In how many lines of the data below does the word "value" appear? Reply with the number and nothing more.

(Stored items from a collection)
════════════════

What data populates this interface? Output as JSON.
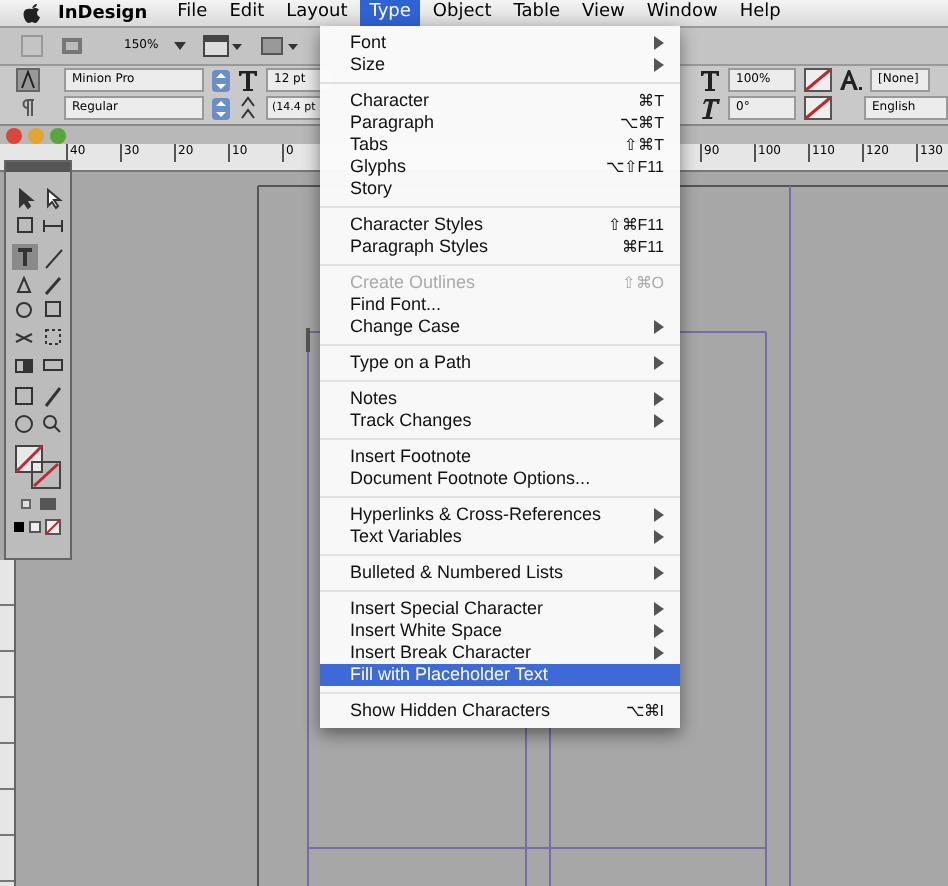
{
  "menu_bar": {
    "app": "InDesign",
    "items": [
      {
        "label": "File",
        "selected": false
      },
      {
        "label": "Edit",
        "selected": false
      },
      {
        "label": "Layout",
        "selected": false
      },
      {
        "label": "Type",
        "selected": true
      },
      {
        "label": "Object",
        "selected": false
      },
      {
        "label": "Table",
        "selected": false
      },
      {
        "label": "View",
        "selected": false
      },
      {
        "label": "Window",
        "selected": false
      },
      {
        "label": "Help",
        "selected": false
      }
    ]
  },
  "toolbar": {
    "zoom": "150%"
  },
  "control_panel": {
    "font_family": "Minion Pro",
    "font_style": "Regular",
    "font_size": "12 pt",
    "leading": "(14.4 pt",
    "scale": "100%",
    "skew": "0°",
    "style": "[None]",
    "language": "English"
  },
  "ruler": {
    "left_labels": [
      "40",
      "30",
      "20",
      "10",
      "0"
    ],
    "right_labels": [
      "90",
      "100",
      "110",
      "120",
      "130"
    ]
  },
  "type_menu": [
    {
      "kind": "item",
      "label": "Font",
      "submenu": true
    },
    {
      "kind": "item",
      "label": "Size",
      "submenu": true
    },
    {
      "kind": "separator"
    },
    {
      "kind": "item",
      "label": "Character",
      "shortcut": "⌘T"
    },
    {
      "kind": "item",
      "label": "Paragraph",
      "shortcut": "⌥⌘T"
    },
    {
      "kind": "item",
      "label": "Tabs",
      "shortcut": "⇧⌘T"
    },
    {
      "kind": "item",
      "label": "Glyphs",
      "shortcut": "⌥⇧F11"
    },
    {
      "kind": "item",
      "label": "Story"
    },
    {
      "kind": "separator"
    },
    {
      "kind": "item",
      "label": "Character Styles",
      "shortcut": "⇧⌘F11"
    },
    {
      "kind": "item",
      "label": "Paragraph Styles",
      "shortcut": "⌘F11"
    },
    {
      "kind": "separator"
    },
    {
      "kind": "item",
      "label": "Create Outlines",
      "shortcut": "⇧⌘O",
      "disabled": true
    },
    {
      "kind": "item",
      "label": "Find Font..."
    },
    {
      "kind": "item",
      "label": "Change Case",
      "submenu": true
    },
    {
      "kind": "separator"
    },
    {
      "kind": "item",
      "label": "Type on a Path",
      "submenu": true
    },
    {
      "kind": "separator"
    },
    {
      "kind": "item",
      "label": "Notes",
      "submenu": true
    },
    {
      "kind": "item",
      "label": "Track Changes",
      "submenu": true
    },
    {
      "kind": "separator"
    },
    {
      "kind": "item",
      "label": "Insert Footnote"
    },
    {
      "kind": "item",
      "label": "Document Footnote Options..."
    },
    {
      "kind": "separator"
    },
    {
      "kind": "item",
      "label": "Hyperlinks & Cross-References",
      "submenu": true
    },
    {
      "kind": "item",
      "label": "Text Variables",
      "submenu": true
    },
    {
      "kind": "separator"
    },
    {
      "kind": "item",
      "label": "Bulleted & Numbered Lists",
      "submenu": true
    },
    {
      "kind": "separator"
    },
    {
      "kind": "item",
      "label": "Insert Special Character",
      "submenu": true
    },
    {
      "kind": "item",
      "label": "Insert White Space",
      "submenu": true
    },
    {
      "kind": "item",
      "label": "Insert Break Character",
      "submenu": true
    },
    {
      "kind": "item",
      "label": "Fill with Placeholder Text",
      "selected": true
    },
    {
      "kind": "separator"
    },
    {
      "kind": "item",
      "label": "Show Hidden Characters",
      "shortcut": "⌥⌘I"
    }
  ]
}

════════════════

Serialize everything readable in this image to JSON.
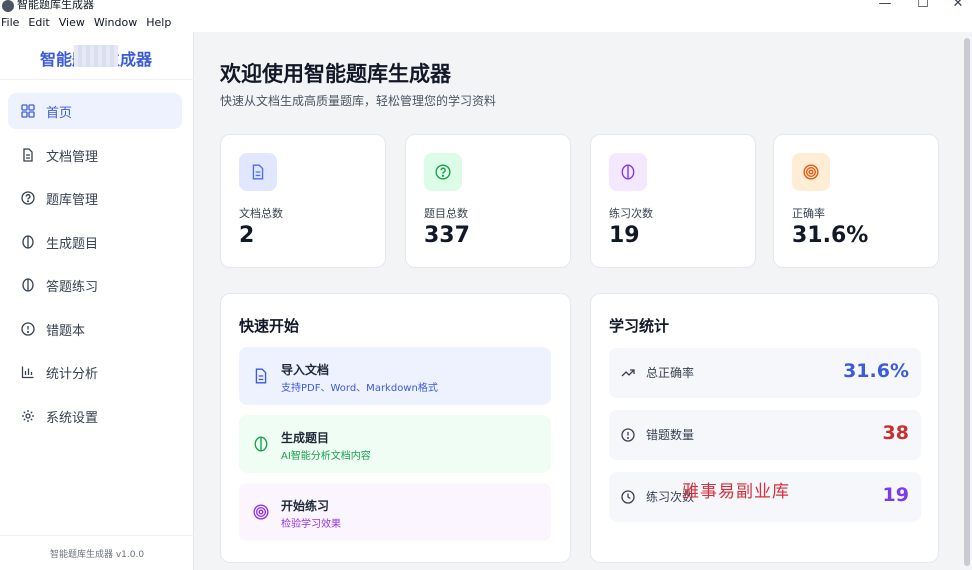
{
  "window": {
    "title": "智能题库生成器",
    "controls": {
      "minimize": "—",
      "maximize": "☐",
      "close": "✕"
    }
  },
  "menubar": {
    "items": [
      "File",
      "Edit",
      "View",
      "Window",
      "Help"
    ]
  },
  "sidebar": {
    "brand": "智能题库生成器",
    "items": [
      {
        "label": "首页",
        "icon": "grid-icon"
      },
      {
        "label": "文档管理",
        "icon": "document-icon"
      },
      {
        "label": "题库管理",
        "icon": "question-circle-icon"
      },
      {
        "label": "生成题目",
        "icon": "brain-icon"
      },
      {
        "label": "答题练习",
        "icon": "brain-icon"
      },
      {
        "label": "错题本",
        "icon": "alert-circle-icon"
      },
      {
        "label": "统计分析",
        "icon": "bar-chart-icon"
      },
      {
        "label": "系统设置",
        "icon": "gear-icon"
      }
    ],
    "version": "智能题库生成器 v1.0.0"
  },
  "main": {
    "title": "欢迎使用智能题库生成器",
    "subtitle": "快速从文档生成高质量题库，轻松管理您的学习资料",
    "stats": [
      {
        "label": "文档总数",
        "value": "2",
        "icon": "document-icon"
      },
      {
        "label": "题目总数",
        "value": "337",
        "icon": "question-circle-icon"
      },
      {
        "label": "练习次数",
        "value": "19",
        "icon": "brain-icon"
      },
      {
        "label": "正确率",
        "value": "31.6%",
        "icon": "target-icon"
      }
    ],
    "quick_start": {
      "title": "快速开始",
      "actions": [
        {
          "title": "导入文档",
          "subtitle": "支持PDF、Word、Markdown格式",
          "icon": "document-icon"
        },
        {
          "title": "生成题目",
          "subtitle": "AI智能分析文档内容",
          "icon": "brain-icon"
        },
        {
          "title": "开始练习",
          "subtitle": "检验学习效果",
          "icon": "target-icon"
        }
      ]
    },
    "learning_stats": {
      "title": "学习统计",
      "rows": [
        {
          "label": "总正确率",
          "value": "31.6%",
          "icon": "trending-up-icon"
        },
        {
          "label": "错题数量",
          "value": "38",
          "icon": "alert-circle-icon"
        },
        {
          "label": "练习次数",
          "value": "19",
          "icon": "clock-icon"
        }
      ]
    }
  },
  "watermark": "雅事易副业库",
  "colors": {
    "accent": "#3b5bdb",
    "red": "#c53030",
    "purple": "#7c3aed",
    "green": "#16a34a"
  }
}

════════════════

■ **Answer to the problem**: 7